popularity. Christ gives joy and triumph whatever may come, If He is allowed
to be the center of life. This is mottoed in Paul's testimony: 'For to me,
to live is Christ' (1:21)" 5
Verses 1-2: In chapter One, we will see
that the reason Paul was able to have joy in circumstances was because of
his single-mindedness. His focus was on the giving out of the gospel, and
all that he experienced was weighted in light of this purpose.
The letter opens with a typical salutation, and while the letter comes from
Paul and Timothy, it is clear the text reflects Paul's words. Here Paul refers
to himself and Timothy as servants, actually slaves of Christ.
The epistle is written to the saints at Philippi, and specifically to the
Elders and Deacons. The text opens with both Greek and Hebrew greetings:
grace, the grace of salvation and peace, the peace between men and God that
comes through that salvation.
The word for saint is Haggai,
a term which is found only in the plural
in the New Testament
the word refers to a group. (It) means 'holy',

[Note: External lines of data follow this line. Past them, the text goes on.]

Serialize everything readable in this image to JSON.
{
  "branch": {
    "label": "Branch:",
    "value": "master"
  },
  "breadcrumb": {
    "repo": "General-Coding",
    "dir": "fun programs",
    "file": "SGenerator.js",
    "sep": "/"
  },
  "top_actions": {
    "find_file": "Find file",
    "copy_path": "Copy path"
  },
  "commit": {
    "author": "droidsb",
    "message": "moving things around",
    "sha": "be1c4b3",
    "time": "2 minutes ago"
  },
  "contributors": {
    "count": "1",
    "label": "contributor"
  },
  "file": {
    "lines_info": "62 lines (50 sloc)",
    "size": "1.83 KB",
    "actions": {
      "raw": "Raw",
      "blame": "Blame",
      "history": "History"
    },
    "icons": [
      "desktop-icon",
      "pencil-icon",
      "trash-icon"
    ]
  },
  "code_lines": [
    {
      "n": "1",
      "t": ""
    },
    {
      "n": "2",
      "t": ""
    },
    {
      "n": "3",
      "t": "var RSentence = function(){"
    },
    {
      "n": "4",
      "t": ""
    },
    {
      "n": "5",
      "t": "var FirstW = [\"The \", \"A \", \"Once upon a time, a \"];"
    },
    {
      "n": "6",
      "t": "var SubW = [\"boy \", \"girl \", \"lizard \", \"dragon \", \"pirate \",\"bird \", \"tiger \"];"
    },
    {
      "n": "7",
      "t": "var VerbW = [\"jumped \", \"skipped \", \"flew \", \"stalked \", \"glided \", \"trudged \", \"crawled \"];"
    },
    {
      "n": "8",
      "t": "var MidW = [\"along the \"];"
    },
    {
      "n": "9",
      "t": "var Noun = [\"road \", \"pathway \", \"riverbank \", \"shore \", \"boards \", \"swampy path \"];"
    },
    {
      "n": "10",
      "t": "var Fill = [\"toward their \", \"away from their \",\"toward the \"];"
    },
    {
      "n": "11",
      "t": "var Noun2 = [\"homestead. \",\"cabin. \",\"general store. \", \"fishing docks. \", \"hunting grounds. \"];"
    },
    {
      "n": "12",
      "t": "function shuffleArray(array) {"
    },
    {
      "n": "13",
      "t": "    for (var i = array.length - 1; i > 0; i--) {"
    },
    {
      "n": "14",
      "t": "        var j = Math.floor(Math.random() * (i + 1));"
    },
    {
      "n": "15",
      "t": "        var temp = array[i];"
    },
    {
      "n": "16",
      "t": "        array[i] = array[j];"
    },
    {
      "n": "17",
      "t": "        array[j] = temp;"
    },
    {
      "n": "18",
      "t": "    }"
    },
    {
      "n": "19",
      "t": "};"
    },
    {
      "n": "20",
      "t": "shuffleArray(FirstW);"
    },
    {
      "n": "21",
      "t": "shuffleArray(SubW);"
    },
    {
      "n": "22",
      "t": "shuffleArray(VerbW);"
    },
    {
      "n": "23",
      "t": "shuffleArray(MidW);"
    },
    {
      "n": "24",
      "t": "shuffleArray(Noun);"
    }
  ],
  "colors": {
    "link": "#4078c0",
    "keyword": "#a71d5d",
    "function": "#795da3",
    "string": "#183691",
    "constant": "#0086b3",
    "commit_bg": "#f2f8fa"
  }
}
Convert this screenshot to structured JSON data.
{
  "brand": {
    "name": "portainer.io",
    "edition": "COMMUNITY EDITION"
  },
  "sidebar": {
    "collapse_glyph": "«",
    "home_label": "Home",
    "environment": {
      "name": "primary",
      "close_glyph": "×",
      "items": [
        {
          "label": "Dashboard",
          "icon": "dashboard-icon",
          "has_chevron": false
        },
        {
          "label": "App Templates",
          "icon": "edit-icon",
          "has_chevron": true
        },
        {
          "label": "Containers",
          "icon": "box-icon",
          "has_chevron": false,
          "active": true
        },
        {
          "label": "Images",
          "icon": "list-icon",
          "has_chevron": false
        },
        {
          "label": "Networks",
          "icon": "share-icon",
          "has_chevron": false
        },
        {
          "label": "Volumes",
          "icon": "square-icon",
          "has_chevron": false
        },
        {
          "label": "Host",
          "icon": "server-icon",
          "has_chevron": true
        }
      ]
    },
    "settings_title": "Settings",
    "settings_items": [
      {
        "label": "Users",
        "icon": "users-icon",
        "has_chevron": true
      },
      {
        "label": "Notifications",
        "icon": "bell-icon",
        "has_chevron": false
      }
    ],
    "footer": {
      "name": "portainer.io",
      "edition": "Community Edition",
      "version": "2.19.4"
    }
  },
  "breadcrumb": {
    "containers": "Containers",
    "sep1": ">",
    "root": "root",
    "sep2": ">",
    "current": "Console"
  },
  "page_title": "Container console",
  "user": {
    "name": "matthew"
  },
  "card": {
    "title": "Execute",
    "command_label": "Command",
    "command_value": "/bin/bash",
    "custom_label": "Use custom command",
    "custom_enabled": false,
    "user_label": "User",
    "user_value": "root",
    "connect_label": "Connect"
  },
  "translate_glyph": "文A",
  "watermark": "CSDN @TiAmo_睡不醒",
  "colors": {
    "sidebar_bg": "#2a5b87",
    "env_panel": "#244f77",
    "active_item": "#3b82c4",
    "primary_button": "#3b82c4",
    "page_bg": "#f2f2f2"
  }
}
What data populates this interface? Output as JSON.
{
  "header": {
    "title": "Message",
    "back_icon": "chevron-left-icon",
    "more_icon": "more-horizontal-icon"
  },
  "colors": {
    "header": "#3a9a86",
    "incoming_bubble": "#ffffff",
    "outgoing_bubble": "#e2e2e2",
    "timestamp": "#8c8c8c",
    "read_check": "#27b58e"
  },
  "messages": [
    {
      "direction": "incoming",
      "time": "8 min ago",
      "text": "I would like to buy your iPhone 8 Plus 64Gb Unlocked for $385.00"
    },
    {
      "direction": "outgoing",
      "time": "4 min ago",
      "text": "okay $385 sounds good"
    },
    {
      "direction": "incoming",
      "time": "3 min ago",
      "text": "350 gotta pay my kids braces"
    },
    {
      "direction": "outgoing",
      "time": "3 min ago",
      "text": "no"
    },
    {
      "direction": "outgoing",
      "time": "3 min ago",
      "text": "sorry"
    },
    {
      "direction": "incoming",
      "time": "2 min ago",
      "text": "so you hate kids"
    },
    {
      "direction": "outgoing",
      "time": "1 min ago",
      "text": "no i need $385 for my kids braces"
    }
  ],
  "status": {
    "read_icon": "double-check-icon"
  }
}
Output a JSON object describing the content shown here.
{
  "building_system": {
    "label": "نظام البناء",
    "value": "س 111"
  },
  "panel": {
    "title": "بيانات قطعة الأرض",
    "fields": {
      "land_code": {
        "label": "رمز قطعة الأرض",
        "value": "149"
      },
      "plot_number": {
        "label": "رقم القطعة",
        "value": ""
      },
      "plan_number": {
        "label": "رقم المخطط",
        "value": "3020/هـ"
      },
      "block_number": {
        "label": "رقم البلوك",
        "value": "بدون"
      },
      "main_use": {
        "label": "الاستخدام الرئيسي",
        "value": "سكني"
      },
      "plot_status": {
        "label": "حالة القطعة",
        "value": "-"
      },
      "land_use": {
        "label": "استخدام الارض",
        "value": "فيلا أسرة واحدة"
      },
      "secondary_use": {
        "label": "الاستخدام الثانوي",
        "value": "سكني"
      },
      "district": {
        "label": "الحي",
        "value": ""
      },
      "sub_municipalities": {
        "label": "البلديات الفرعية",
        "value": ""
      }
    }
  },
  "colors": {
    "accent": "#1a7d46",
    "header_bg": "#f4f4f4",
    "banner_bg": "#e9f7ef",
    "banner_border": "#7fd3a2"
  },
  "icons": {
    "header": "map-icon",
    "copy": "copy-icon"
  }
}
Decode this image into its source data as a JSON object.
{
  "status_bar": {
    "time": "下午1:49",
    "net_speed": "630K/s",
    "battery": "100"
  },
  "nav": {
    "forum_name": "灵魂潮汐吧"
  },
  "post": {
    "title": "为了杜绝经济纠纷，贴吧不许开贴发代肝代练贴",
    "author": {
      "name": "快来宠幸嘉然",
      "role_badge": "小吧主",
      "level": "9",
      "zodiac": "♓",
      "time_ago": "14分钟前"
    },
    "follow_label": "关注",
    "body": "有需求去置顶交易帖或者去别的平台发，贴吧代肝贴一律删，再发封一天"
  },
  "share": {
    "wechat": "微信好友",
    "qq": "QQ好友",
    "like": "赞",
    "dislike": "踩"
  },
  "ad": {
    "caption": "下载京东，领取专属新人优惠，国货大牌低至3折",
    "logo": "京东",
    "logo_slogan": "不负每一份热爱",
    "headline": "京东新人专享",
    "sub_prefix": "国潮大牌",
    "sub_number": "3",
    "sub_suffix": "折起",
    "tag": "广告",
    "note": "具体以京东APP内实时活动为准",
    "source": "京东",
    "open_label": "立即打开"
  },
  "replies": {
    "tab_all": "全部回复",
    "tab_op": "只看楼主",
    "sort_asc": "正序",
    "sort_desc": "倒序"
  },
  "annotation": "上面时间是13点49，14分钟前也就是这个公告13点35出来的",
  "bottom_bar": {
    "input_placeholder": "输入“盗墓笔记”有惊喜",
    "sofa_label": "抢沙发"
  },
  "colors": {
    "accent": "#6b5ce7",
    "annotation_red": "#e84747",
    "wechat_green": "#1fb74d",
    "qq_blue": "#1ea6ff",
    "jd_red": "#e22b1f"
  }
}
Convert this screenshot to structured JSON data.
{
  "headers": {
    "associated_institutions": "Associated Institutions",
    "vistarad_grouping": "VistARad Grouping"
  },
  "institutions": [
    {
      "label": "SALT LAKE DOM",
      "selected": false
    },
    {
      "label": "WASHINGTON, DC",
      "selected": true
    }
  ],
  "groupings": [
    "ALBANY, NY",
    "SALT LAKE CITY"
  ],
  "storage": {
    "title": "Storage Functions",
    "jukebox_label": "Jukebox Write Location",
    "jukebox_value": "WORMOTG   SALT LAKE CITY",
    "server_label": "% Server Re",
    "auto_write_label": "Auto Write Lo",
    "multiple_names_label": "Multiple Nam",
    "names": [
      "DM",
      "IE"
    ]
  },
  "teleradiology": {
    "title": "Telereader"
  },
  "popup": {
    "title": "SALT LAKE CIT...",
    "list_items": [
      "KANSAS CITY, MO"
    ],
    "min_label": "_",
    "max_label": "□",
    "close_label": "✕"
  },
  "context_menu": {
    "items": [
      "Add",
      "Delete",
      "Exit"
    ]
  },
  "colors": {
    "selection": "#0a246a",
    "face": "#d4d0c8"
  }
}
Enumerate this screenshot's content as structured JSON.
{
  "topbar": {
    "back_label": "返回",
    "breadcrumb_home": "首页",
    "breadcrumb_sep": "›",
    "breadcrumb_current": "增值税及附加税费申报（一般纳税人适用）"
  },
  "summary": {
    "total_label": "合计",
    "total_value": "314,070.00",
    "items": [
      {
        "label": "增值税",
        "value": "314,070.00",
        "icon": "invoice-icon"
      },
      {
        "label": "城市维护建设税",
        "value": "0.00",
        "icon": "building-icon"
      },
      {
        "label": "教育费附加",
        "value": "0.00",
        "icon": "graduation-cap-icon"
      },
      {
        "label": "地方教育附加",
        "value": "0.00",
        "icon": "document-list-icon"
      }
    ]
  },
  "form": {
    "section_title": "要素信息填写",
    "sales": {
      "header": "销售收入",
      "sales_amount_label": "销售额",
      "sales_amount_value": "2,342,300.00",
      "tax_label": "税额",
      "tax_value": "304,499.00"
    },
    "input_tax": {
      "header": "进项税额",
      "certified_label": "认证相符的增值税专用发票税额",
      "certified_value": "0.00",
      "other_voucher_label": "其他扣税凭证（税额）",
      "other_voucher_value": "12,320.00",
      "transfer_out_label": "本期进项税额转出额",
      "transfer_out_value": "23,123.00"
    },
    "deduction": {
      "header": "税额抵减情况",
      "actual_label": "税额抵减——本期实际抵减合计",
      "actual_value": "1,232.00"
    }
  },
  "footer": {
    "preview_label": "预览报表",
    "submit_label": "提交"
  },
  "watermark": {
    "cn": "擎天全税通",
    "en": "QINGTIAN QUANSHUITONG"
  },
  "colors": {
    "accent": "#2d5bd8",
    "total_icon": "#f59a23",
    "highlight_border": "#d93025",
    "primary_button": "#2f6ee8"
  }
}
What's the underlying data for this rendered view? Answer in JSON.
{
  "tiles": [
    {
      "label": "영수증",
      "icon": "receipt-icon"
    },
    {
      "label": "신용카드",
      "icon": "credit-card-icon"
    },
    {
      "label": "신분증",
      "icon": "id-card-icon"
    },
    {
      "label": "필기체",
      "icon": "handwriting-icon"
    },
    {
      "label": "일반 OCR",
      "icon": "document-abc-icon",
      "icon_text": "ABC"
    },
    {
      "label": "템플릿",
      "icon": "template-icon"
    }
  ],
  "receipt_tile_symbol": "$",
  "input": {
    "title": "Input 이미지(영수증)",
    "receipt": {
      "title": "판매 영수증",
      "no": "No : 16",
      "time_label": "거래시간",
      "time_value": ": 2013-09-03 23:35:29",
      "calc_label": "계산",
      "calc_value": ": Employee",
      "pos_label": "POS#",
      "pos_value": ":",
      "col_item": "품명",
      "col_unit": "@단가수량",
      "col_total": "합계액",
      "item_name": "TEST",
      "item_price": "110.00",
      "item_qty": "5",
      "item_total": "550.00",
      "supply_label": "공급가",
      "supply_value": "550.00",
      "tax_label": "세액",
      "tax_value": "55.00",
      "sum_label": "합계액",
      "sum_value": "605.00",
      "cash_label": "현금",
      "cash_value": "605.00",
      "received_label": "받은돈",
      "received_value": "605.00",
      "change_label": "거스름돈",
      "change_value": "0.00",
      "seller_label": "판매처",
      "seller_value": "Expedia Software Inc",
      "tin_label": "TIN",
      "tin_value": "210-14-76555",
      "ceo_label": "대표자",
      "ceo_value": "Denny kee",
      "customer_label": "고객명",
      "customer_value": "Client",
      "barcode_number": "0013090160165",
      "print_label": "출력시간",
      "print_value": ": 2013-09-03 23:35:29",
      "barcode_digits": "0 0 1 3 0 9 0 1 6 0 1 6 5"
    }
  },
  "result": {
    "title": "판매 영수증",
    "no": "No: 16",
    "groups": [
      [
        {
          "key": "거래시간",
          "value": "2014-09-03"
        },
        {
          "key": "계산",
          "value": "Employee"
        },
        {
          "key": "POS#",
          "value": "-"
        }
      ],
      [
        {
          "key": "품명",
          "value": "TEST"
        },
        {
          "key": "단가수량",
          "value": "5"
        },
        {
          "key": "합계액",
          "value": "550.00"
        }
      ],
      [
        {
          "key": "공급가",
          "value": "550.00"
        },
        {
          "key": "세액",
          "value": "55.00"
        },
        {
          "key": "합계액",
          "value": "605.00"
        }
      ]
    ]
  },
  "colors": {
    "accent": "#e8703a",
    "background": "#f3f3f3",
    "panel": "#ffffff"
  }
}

equivalent in the Old Testament to a Hebrew word meaning 'to separate.'
The saints at Philippi were set apart for God. To be a saint is to be holy,
but this isn't to be perfect. It is to be set aside for God.
Also note, all believers are saints. We may be sinning saints, but saints
nevertheless. So for those of you from Roman backgrounds, that church may
be able to fire its saints, but we will be saints into eternity.
But what is the basis of their sainthood? Kent states:
"All believers are "saints" through their spiritual union with Christ, a
fact Paul often expressed by the phrase 'in Christ Jesus.' 7
"For we are God's workmanship, created in Christ Jesus
to do good works, which God prepared in advance for us to do"
if anyone is in Christ, he is a new creation; the old has gone, the new has
come!" (Ephesians 2:10; 2 Corinthians 5:17).
Guthrie, Donald, New Testament Introduction, Inter-Varsity Press,
Downers Grove, IL, 1968, p. 526.
Larson, Gary N., reviser, The New Ungers Bible Handbook,
Moody Press, Chicago, IL, 1966, p. 533.
Martin, Ralph P., Tyndale New Testament Commentaries,
Philippians, William B. Eerdmans Publishing Co., Grand
Rapids, MI, 1989, p. 58.
Kent, Homer H., The Expositors Bible Commentary,
Philippians, Zondervan Interactive Publishing House, Grand Rapids,
MI, 1990, Electronic text hypertexted and prepared by OakTree Software, Inc.
Questions or Comments?